## What needs to be done
If a line in the data below contains "your", copy it.

Content starts

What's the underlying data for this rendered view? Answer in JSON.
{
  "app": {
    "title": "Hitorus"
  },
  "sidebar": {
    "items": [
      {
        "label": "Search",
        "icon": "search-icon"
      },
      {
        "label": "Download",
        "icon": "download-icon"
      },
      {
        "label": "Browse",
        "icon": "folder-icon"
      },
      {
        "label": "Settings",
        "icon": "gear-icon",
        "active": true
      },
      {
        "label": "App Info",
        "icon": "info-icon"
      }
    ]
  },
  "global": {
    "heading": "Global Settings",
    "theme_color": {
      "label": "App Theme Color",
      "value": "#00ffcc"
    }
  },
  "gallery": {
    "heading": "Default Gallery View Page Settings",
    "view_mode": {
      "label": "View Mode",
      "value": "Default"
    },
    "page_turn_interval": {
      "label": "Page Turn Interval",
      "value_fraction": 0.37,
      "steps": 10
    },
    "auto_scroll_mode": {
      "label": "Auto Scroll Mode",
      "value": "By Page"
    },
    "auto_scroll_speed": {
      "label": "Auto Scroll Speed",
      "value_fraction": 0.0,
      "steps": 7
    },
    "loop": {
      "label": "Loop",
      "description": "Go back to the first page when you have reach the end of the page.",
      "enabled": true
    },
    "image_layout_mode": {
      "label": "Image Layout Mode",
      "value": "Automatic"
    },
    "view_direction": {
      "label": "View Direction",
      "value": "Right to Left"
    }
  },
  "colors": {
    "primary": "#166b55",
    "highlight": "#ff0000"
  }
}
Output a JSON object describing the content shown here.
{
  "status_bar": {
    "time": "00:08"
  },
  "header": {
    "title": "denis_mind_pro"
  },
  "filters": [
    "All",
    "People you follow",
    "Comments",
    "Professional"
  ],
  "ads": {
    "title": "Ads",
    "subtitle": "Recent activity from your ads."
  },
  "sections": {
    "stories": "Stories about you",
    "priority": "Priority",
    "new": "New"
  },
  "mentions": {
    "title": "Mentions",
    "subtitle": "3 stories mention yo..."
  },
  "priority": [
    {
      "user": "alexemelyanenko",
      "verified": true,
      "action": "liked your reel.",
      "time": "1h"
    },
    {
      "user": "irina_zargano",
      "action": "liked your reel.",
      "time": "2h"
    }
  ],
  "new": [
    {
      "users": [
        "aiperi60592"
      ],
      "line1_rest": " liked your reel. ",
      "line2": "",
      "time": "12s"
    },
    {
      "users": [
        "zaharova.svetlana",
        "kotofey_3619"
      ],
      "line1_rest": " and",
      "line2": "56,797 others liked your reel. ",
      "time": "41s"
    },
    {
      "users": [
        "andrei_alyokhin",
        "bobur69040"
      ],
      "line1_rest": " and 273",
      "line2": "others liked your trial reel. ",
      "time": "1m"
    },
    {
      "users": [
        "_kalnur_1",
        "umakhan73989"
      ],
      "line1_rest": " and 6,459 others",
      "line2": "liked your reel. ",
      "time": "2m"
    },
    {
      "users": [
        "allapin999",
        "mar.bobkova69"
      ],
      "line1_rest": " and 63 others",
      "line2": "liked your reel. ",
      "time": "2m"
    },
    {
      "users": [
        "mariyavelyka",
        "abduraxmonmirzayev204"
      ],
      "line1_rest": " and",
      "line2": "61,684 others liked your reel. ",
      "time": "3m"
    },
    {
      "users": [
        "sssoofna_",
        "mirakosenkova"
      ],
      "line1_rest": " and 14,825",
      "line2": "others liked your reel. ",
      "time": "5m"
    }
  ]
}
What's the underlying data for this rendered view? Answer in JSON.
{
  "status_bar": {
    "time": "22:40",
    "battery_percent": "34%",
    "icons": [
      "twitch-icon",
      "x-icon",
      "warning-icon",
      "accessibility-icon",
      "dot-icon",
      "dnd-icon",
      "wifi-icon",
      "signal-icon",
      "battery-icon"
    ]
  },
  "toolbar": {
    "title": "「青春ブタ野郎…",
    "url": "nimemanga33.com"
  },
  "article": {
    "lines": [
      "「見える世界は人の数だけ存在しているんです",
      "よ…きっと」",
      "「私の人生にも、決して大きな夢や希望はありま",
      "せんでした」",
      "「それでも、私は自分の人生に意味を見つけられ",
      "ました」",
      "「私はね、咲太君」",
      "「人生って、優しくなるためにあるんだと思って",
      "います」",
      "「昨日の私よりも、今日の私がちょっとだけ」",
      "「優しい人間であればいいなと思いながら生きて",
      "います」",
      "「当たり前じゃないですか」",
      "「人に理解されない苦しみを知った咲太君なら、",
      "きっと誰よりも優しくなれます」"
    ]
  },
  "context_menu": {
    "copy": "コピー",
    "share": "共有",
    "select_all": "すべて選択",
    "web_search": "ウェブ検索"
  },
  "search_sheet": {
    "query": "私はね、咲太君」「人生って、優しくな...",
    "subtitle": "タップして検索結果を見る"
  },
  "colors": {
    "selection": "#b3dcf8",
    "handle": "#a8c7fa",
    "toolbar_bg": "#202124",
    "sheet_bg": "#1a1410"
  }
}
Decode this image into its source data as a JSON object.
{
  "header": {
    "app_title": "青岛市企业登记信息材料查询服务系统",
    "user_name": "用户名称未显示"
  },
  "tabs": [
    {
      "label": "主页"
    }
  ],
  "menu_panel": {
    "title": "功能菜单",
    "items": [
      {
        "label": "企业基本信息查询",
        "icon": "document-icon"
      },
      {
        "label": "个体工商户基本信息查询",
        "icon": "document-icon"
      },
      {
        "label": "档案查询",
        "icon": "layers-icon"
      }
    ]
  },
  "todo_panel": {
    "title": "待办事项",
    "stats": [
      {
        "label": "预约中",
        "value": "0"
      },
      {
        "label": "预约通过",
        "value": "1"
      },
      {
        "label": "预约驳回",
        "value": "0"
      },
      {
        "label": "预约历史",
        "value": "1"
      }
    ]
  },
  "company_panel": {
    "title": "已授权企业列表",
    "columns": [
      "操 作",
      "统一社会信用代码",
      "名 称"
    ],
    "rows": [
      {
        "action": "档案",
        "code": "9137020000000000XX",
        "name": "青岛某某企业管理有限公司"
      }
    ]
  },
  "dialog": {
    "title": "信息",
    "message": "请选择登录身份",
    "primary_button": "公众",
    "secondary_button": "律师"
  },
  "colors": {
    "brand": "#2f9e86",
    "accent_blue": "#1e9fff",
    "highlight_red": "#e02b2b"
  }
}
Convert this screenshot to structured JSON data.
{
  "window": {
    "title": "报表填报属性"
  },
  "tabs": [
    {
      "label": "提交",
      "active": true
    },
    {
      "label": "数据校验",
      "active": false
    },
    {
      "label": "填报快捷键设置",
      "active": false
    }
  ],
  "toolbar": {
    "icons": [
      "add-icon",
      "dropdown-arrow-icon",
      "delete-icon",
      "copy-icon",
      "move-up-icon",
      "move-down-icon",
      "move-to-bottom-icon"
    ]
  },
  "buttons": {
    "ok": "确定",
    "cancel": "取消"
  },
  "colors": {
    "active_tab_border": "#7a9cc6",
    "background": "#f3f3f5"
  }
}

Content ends

## Completed exercise
    "subtitle": "Recent activity from your ads."
      "action": "liked your reel.",
      "action": "liked your reel.",
      "line1_rest": " liked your reel. ",
      "line2": "56,797 others liked your reel. ",
      "line2": "others liked your trial reel. ",
      "line2": "liked your reel. ",
      "line2": "liked your reel. ",
      "line2": "61,684 others liked your reel. ",
      "line2": "others liked your reel. ",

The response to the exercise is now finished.